Every year, nearly everyone of legal age who receives some form of income must file a tax return with the Internal Revenue Service, as well as pay various state and city taxes to local governments. The underpayment of taxes is against the law. However, the consequences of doing so vary.
In most cases, the Internal Revenue Service and other government agencies require individuals to self-report the income they make. This can include income earned from a job, as well as from other sources, such as gambling and revenue made through investments. However, if the IRS or another tax-collecting agency is dubious about the validity of a person's tax returns, they may audit her finances.
According to Esquire magazine, the rate at which the IRS audits taxpayers is relatively low. When an audit is conducted, however, the IRS will inspect a large amount of information related to the person's finances, including bank statements, records of investments and receipts for purchases. The IRS will then determine whether additional money is owed or whether the person has paid the correct amount.
If a person has withheld income and is audited, several outcomes may occur. If the IRS does not discover the withheld income and declares that the tax returns have been filed correctly, the person will not be required to pay any additional money. However, if the income is discovered, the person will likely be forced to pay the correct amount of taxes owed, as well as a penalty.
When conducting an audit, the IRS reserves the right to inspect the person's records not just from the previous tax year, but from the previous three years. In addition, if the IRS discovers that the person has underreported his income by more than 25 percent, the IRS is allowed to look back at records from the six previous years. According to MSN, if the IRS believes the taxpayer willfully underreported his income with an attempt to commit fraud, the agency can look at records for the entire time that the person has paid taxes.

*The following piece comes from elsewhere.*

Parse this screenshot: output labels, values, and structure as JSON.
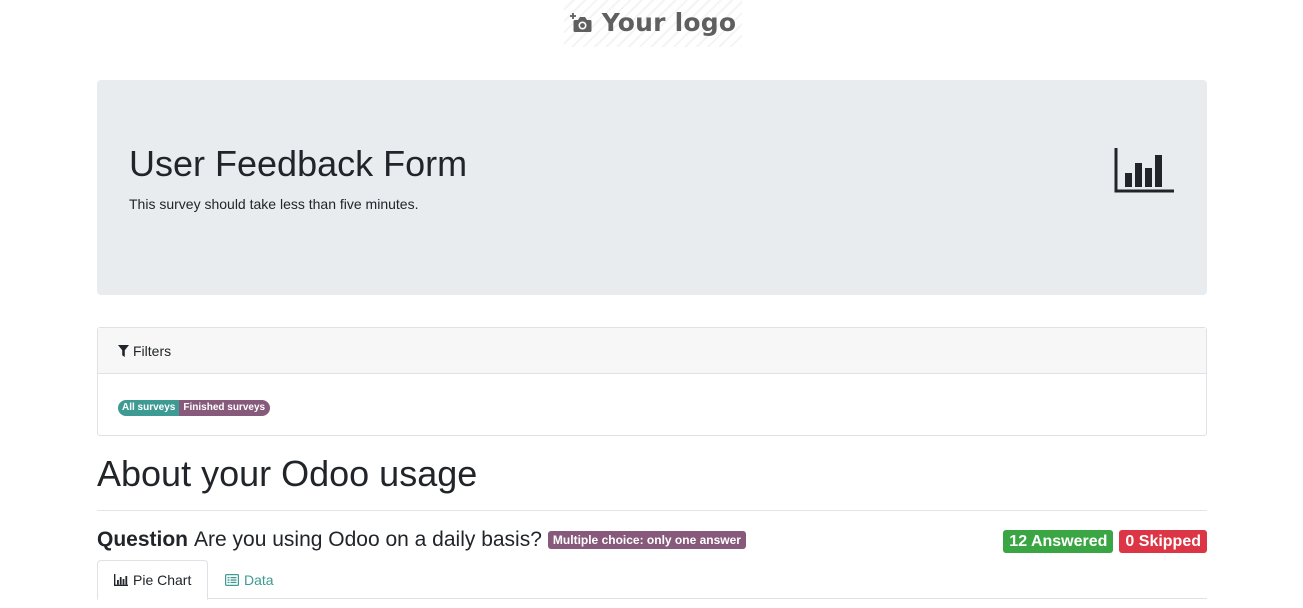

People who do not report income on their taxes seldom end up in jail. However, according to Esquire, if the IRS believes that a person has willfully refused to pay taxes, it has the option of pursuing a criminal charge. This option is rarely exercised, but it does exist.